About this task: Please copy every record below exactly, but leave the pictures out.

*** Source data ***

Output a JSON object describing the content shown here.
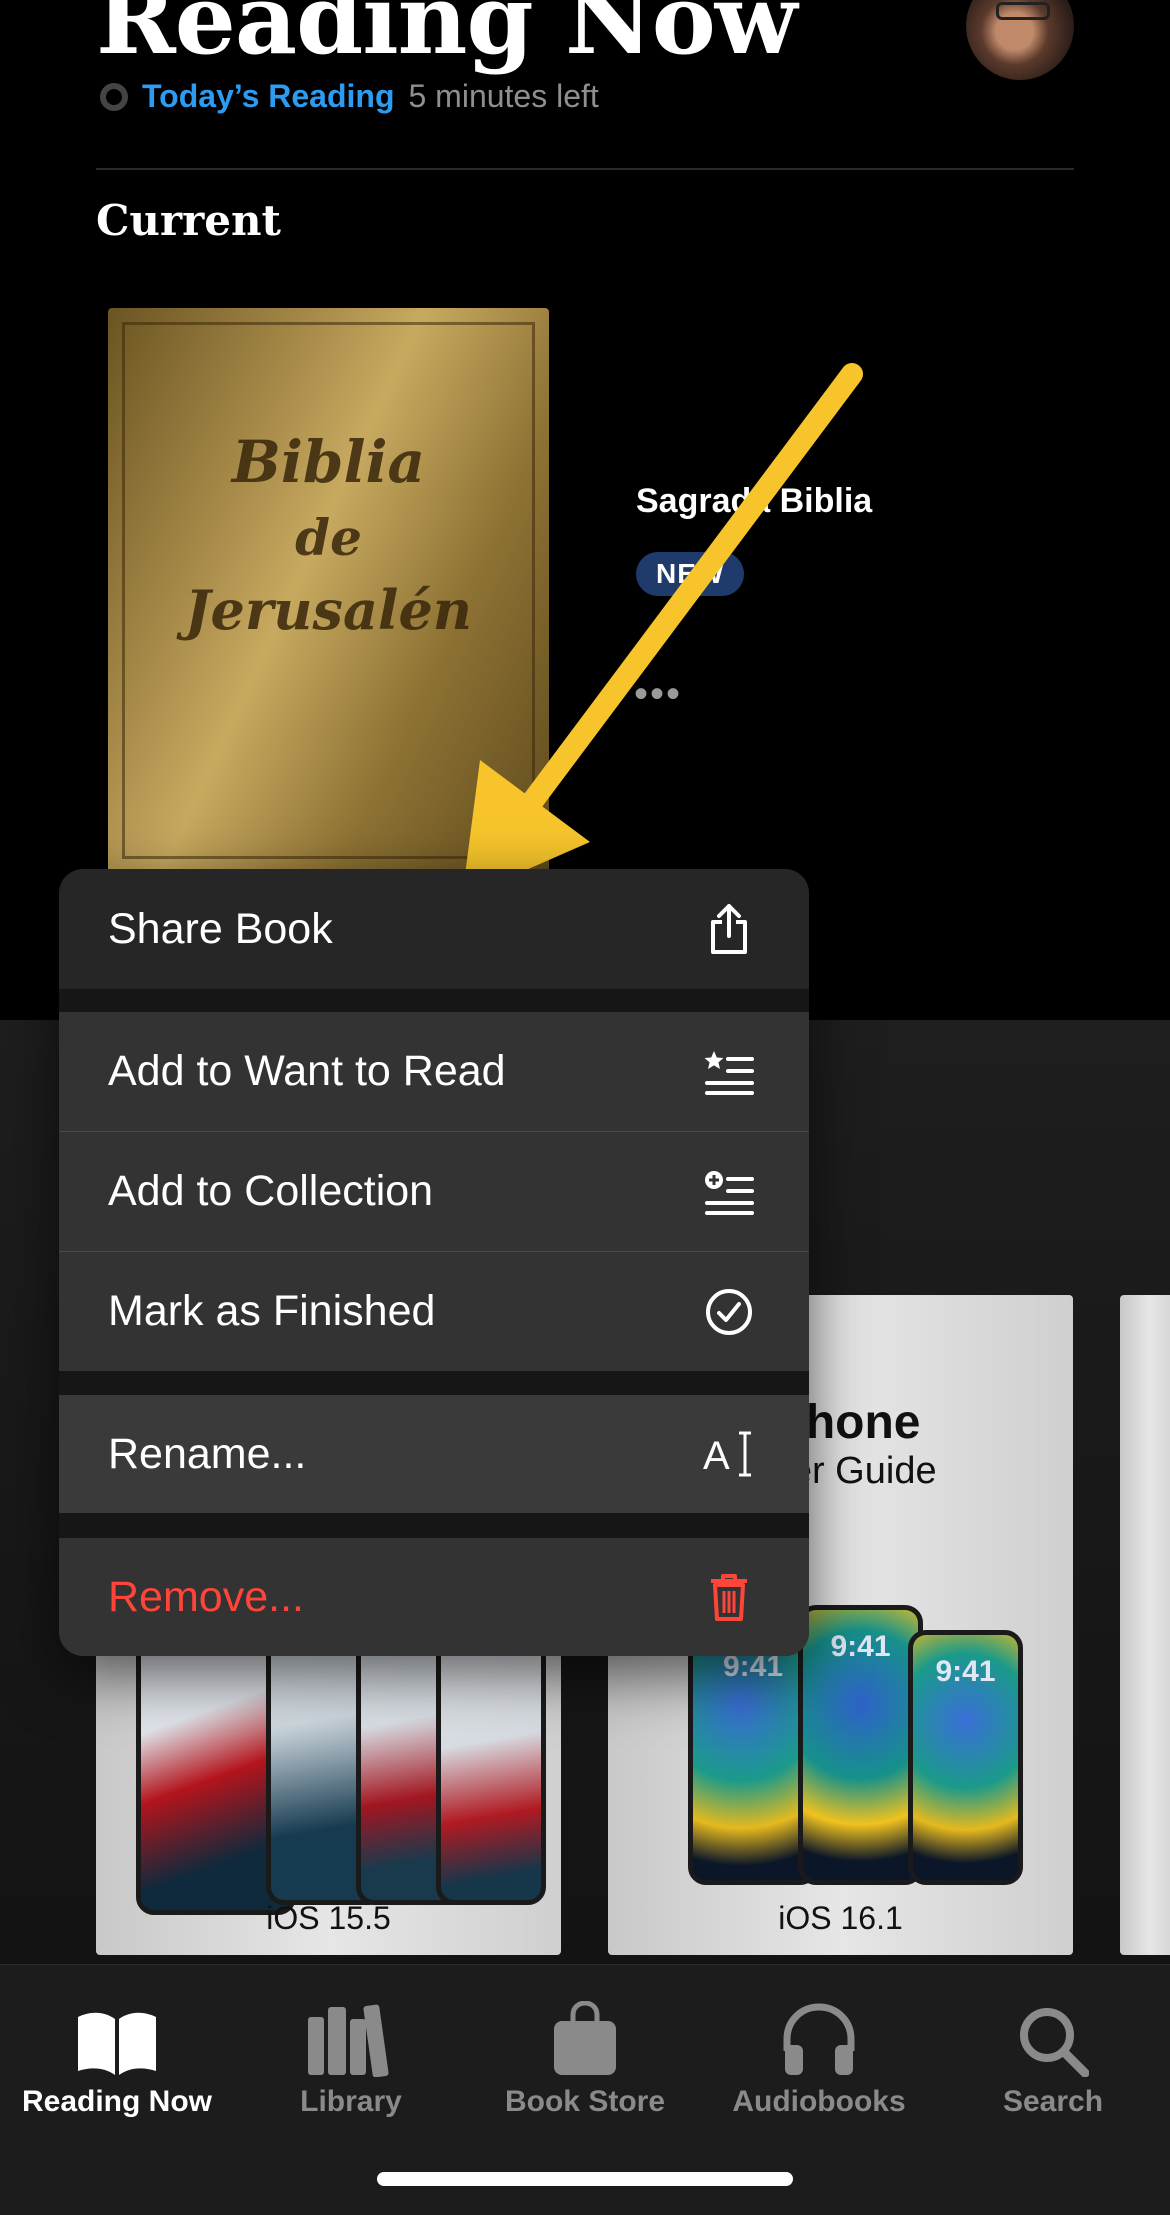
{
  "header": {
    "title": "Reading Now",
    "today_link": "Today’s Reading",
    "time_left": "5 minutes left"
  },
  "current": {
    "section_title": "Current",
    "book": {
      "cover_line1": "Biblia",
      "cover_line2": "de",
      "cover_line3": "Jerusalén",
      "title": "Sagrada Biblia",
      "badge": "NEW",
      "more": "•••"
    }
  },
  "library_cards": [
    {
      "caption": "iOS 15.5",
      "phone_times": [
        "",
        "",
        "",
        ""
      ]
    },
    {
      "heading1": "iPhone",
      "heading2": "User Guide",
      "caption": "iOS 16.1",
      "phone_times": [
        "9:41",
        "9:41",
        "9:41"
      ]
    }
  ],
  "context_menu": {
    "items": [
      {
        "label": "Share Book",
        "icon": "share-icon"
      },
      {
        "label": "Add to Want to Read",
        "icon": "star-list-icon"
      },
      {
        "label": "Add to Collection",
        "icon": "plus-list-icon"
      },
      {
        "label": "Mark as Finished",
        "icon": "checkmark-circle-icon"
      },
      {
        "label": "Rename...",
        "icon": "rename-icon"
      },
      {
        "label": "Remove...",
        "icon": "trash-icon",
        "destructive": true
      }
    ],
    "destructive_color": "#ff453a"
  },
  "tabbar": {
    "tabs": [
      {
        "label": "Reading Now",
        "active": true
      },
      {
        "label": "Library"
      },
      {
        "label": "Book Store"
      },
      {
        "label": "Audiobooks"
      },
      {
        "label": "Search"
      }
    ]
  },
  "colors": {
    "accent": "#2d9cf0",
    "badge": "#1f3b6b",
    "annotation_arrow": "#f7c52b"
  }
}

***

Task response:
Output a JSON object describing the content shown here.
{
  "header": {
    "title": "Reading Now",
    "today_link": "Today’s Reading",
    "time_left": "5 minutes left"
  },
  "current": {
    "section_title": "Current",
    "book": {
      "cover_line1": "Biblia",
      "cover_line2": "de",
      "cover_line3": "Jerusalén",
      "title": "Sagrada Biblia",
      "badge": "NEW",
      "more": "•••"
    }
  },
  "library_cards": [
    {
      "caption": "iOS 15.5",
      "phone_times": [
        "",
        "",
        "",
        ""
      ]
    },
    {
      "heading1": "iPhone",
      "heading2": "User Guide",
      "caption": "iOS 16.1",
      "phone_times": [
        "9:41",
        "9:41",
        "9:41"
      ]
    }
  ],
  "context_menu": {
    "items": [
      {
        "label": "Share Book",
        "icon": "share-icon"
      },
      {
        "label": "Add to Want to Read",
        "icon": "star-list-icon"
      },
      {
        "label": "Add to Collection",
        "icon": "plus-list-icon"
      },
      {
        "label": "Mark as Finished",
        "icon": "checkmark-circle-icon"
      },
      {
        "label": "Rename...",
        "icon": "rename-icon"
      },
      {
        "label": "Remove...",
        "icon": "trash-icon",
        "destructive": true
      }
    ],
    "destructive_color": "#ff453a"
  },
  "tabbar": {
    "tabs": [
      {
        "label": "Reading Now",
        "active": true
      },
      {
        "label": "Library"
      },
      {
        "label": "Book Store"
      },
      {
        "label": "Audiobooks"
      },
      {
        "label": "Search"
      }
    ]
  },
  "colors": {
    "accent": "#2d9cf0",
    "badge": "#1f3b6b",
    "annotation_arrow": "#f7c52b"
  }
}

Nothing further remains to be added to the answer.